Full disclosure: These are extreme examples. There are many, many more examples of smaller connections on different scales. There are also plenty of students who have always thought I was the Devil in flesh and have avoided every mention of my name.
Fuller disclosure: Every student who enters my studio gets the same offer. It's the student who chooses their level of engagement by their actions and reactions. A smile instead of a scoff. Following instructions instead of disrespect. Saying yes to an opportunity instead of saying no.
The thing is, none of those examples above would have been possible if I had not stepped out of the "passing along the academic information" mode and been a real person. None of it would have happened if I had not made an effort to make a human connection. We will likely never fully know the extent to which we touch and affect the lives of the people we bump up against each day. Maybe something I did made someone's day better. Maybe it changed their path in a more meaningful way.
So was it worth the extra time spent at school? Was it worth the trouble of having a handful of students pissy at me because they didn't get invited? Was it worth the passive aggressive comments about having "favorites"? Was it worth the pain of saying goodbye to graduates you care about? Those are just a few of the questions swirling in the head on the late April commutes home.
I suppose the answer is obvious. Of course it was worth it. Just in the last few weeks I've received a handwritten thank you note from one of those people mentioned above. Another one listed up there took the time to write out a really touching letter that explains how meaningful our interactions were to them. Look, there's nothing about this that's easy. Teaching like this is not the path of least resistance. But when you're living and working beside people who need a connection and who become better students and humans when such a connection is provided, don't you have a responsibility to provide it?

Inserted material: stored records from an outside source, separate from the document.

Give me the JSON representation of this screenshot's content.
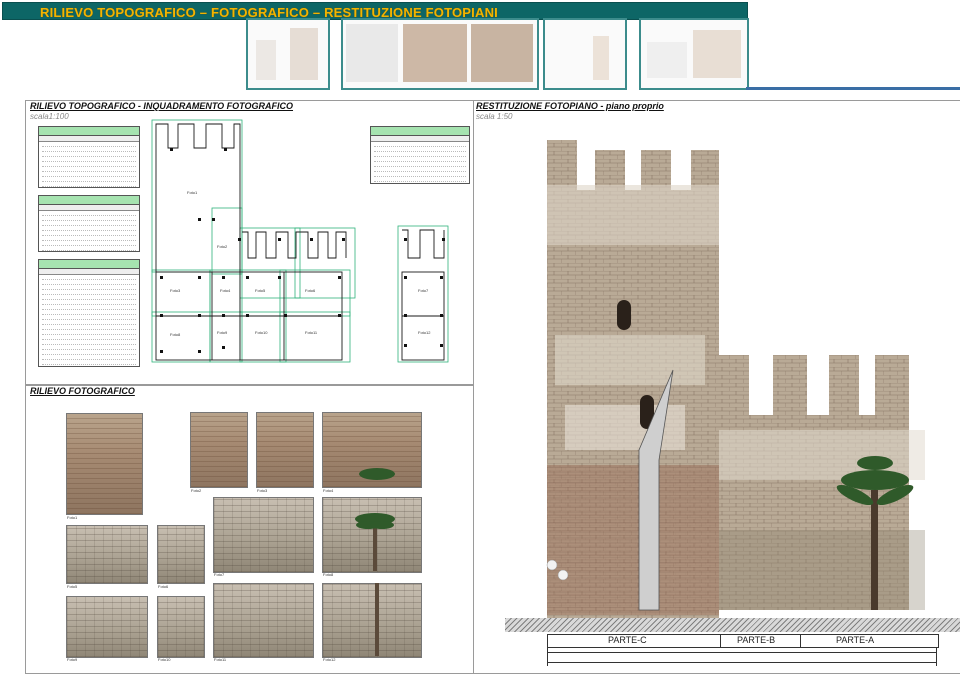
{
  "header": {
    "title": "RILIEVO TOPOGRAFICO – FOTOGRAFICO – RESTITUZIONE FOTOPIANI",
    "accent_color": "#f2b400",
    "bar_color": "#0d6666"
  },
  "panels": {
    "topo": {
      "title": "RILIEVO TOPOGRAFICO - INQUADRAMENTO FOTOGRAFICO",
      "scale": "scala1:100"
    },
    "foto": {
      "title": "RILIEVO FOTOGRAFICO"
    },
    "fotopiano": {
      "title": "RESTITUZIONE FOTOPIANO - piano proprio",
      "scale": "scala 1:50"
    }
  },
  "plan_photos": [
    "Foto1",
    "Foto2",
    "Foto3",
    "Foto4",
    "Foto5",
    "Foto6",
    "Foto7",
    "Foto8",
    "Foto9",
    "Foto10",
    "Foto11",
    "Foto12"
  ],
  "photo_captions": [
    "Foto1",
    "Foto2",
    "Foto3",
    "Foto4",
    "Foto5",
    "Foto6",
    "Foto7",
    "Foto8",
    "Foto9",
    "Foto10",
    "Foto11",
    "Foto12"
  ],
  "facade": {
    "parts": [
      "PARTE-C",
      "PARTE-B",
      "PARTE-A"
    ]
  }
}
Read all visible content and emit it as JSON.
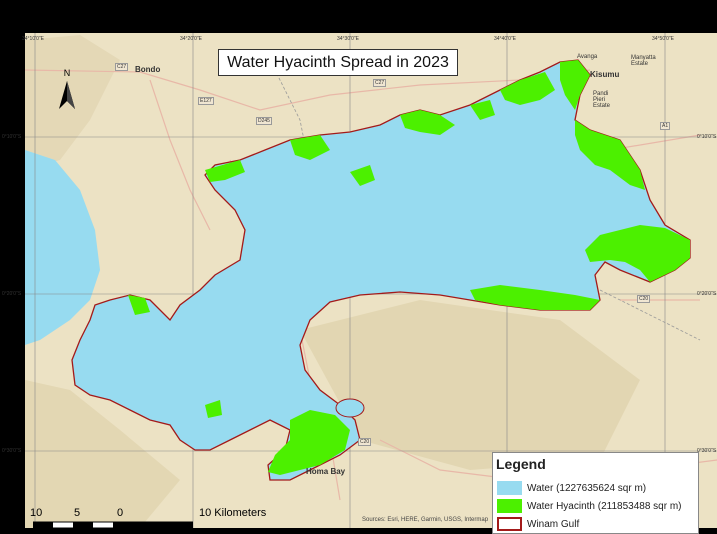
{
  "title": "Water Hyacinth Spread in 2023",
  "legend": {
    "title": "Legend",
    "items": [
      {
        "label": "Water (1227635624 sqr m)",
        "color": "#97dbf0",
        "border": "#97dbf0"
      },
      {
        "label": "Water Hyacinth (211853488 sqr m)",
        "color": "#4cf000",
        "border": "#4cf000"
      },
      {
        "label": "Winam  Gulf",
        "color": "#ffffff",
        "border": "#a31a1a"
      }
    ]
  },
  "scale": {
    "ticks": [
      "10",
      "5",
      "0",
      "10 Kilometers"
    ]
  },
  "north": "N",
  "graticule": {
    "top": [
      "34°10'0\"E",
      "34°20'0\"E",
      "34°30'0\"E",
      "34°40'0\"E",
      "34°50'0\"E"
    ],
    "left": [
      "0°10'0\"S",
      "0°20'0\"S",
      "0°30'0\"S"
    ],
    "right": [
      "0°10'0\"S",
      "0°20'0\"S",
      "0°30'0\"S"
    ]
  },
  "places": {
    "bondo": "Bondo",
    "kisumu": "Kisumu",
    "avanga": "Avanga",
    "manyatta": "Manyatta Estate",
    "pandi": "Pandi Pieri Estate",
    "homa_bay": "Homa Bay"
  },
  "roads": [
    "C27",
    "E127",
    "D245",
    "C27",
    "C20",
    "A1",
    "C20"
  ],
  "attribution": "Sources: Esri, HERE, Garmin, USGS, Intermap",
  "colors": {
    "terrain": "#ece2c4",
    "water": "#97dbf0",
    "hyacinth": "#4cf000",
    "outline": "#a31a1a"
  }
}
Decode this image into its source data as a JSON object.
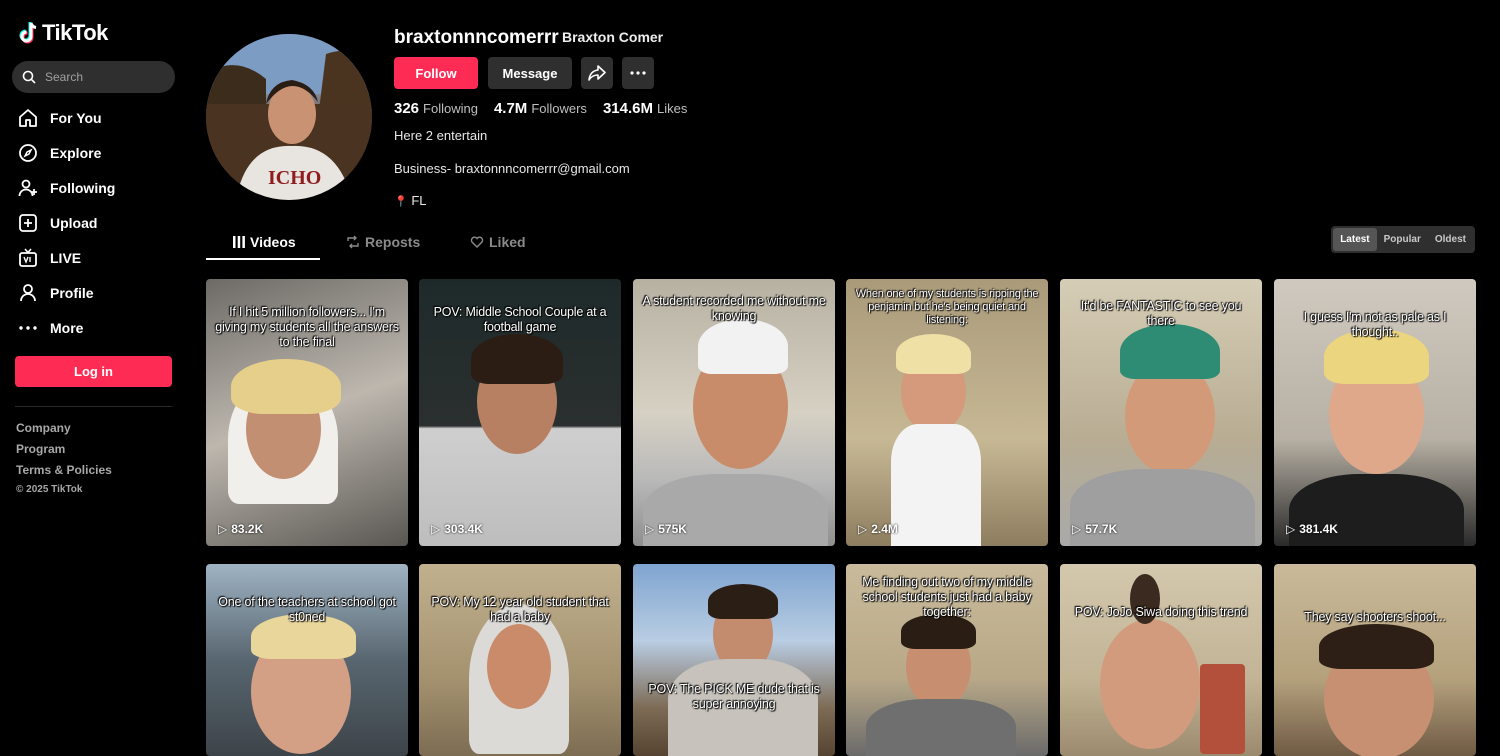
{
  "app": {
    "name": "TikTok"
  },
  "search": {
    "placeholder": "Search"
  },
  "nav": [
    {
      "label": "For You",
      "icon": "home-icon"
    },
    {
      "label": "Explore",
      "icon": "compass-icon"
    },
    {
      "label": "Following",
      "icon": "user-plus-icon"
    },
    {
      "label": "Upload",
      "icon": "plus-square-icon"
    },
    {
      "label": "LIVE",
      "icon": "tv-icon"
    },
    {
      "label": "Profile",
      "icon": "person-icon"
    },
    {
      "label": "More",
      "icon": "ellipsis-icon"
    }
  ],
  "login_label": "Log in",
  "footer": {
    "links": [
      "Company",
      "Program",
      "Terms & Policies"
    ],
    "copyright": "© 2025 TikTok"
  },
  "profile": {
    "username": "braxtonnncomerrr",
    "nickname": "Braxton Comer",
    "follow_label": "Follow",
    "message_label": "Message",
    "stats": {
      "following": {
        "value": "326",
        "label": "Following"
      },
      "followers": {
        "value": "4.7M",
        "label": "Followers"
      },
      "likes": {
        "value": "314.6M",
        "label": "Likes"
      }
    },
    "bio_line1": "Here 2 entertain",
    "bio_line2": "Business- braxtonnncomerrr@gmail.com",
    "location": "FL"
  },
  "tabs": {
    "videos": "Videos",
    "reposts": "Reposts",
    "liked": "Liked"
  },
  "sort": {
    "latest": "Latest",
    "popular": "Popular",
    "oldest": "Oldest"
  },
  "videos": [
    {
      "caption": "If I hit 5 million followers... I'm giving my students all the answers to the final",
      "views": "83.2K"
    },
    {
      "caption": "POV: Middle School Couple at a football game",
      "views": "303.4K"
    },
    {
      "caption": "A student recorded me without me knowing",
      "views": "575K"
    },
    {
      "caption": "When one of my students is ripping the penjamin but he's being quiet and listening:",
      "views": "2.4M"
    },
    {
      "caption": "It'd be FANTASTIC to see you there",
      "views": "57.7K"
    },
    {
      "caption": "I guess I'm not as pale as I thought..",
      "views": "381.4K"
    },
    {
      "caption": "One of the teachers at school got st0ned",
      "views": ""
    },
    {
      "caption": "POV: My 12 year old student that had a baby",
      "views": ""
    },
    {
      "caption": "POV: The PICK ME dude that is super annoying",
      "views": ""
    },
    {
      "caption": "Me finding out two of my middle school students just had a baby together:",
      "views": ""
    },
    {
      "caption": "POV: JoJo Siwa doing this trend",
      "views": ""
    },
    {
      "caption": "They say shooters shoot...",
      "views": ""
    }
  ],
  "colors": {
    "accent": "#fe2c55",
    "background": "#000000",
    "button_gray": "#2f2f2f"
  }
}
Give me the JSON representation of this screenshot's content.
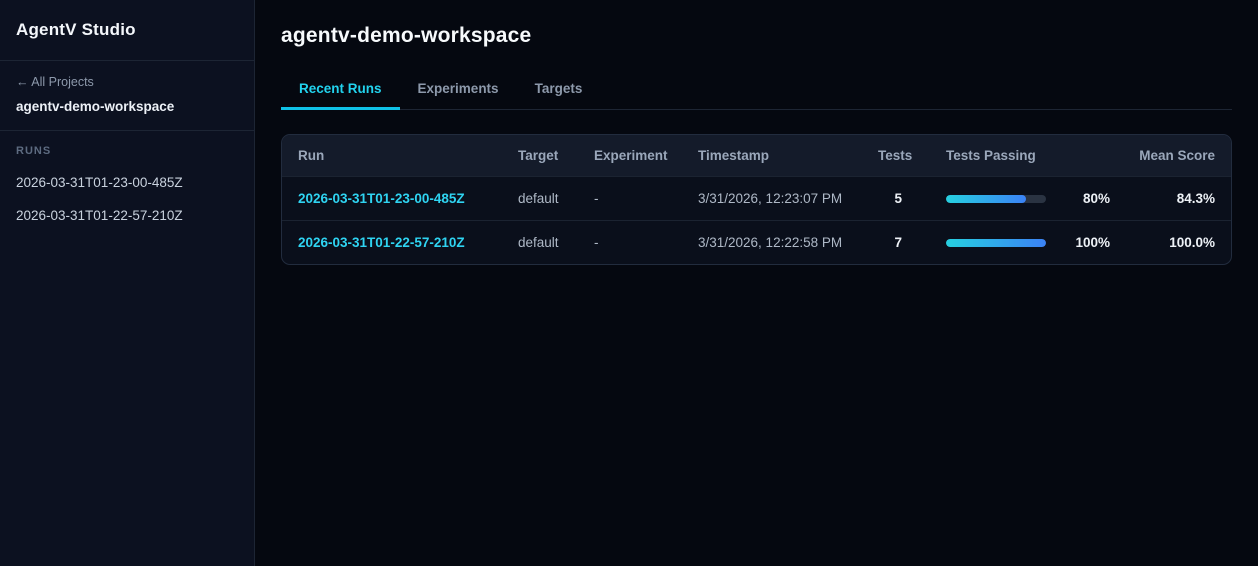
{
  "app": {
    "title": "AgentV Studio"
  },
  "sidebar": {
    "back_link": "← All Projects",
    "workspace_name": "agentv-demo-workspace",
    "runs_label": "RUNS",
    "runs": [
      "2026-03-31T01-23-00-485Z",
      "2026-03-31T01-22-57-210Z"
    ]
  },
  "main": {
    "title": "agentv-demo-workspace",
    "tabs": [
      {
        "label": "Recent Runs",
        "active": true
      },
      {
        "label": "Experiments",
        "active": false
      },
      {
        "label": "Targets",
        "active": false
      }
    ],
    "table": {
      "columns": [
        "Run",
        "Target",
        "Experiment",
        "Timestamp",
        "Tests",
        "Tests Passing",
        "Mean Score"
      ],
      "rows": [
        {
          "run": "2026-03-31T01-23-00-485Z",
          "target": "default",
          "experiment": "-",
          "timestamp": "3/31/2026, 12:23:07 PM",
          "tests": "5",
          "passing_pct": 80,
          "passing_label": "80%",
          "mean_score": "84.3%"
        },
        {
          "run": "2026-03-31T01-22-57-210Z",
          "target": "default",
          "experiment": "-",
          "timestamp": "3/31/2026, 12:22:58 PM",
          "tests": "7",
          "passing_pct": 100,
          "passing_label": "100%",
          "mean_score": "100.0%"
        }
      ]
    }
  },
  "colors": {
    "accent_cyan": "#22d3ee",
    "accent_blue": "#3b82f6",
    "sidebar_bg": "#0c1120",
    "main_bg": "#050810",
    "card_header_bg": "#141b2a"
  }
}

The internet teaches you to feel nothing. Just stay distant and use sarcasm and cynicism to protect your heart from pain. Text your questions instead of looking someone in the eye. Ask shallow, surface questions and self-deprecate to keep anyone from looking deeper. Live your life off of likes and follows and interpret your online popularity to determine your validity in life. But this year has taught me a contrary set of lessons that reach far beyond teaching. Connect. Feel. Meet. Discuss. Be honest. Sit down and eat with someone. Sit across from them with a coffee in your hand and look them in the eye. Tell people you like them when you like them. Tell people you want to be their friend when you want to be their friend. Celebrate with people. Be proud of people. Hurt with people. Eat more ice cream with people. Ok, that last one may be more about me than y'all, but you get the point.
During winter break last year I had one of those mid year crises and decided that when January rolled around what every single one of my students needed most in life was a hug. I talked myself into a frenzy and I had every intention of walking into my studio on the first day of classes and greeting everyone with a hug. Those of you who know how vigilant I am at avoiding hugs should really appreciate the gravity of this decision. I was convinced this is what my people needed. I'm still pretty convinced. But I let winter break talk me down from the ledge and when I walked in on that first day, I smiled but hugged no one. In hindsight, maybe the hug would have been over the top. Today though, I feel even more strongly that students need a better connection. They need to know they have someone who gives a crap. Someone they can go to.
Of course it's worth it. For me and for you.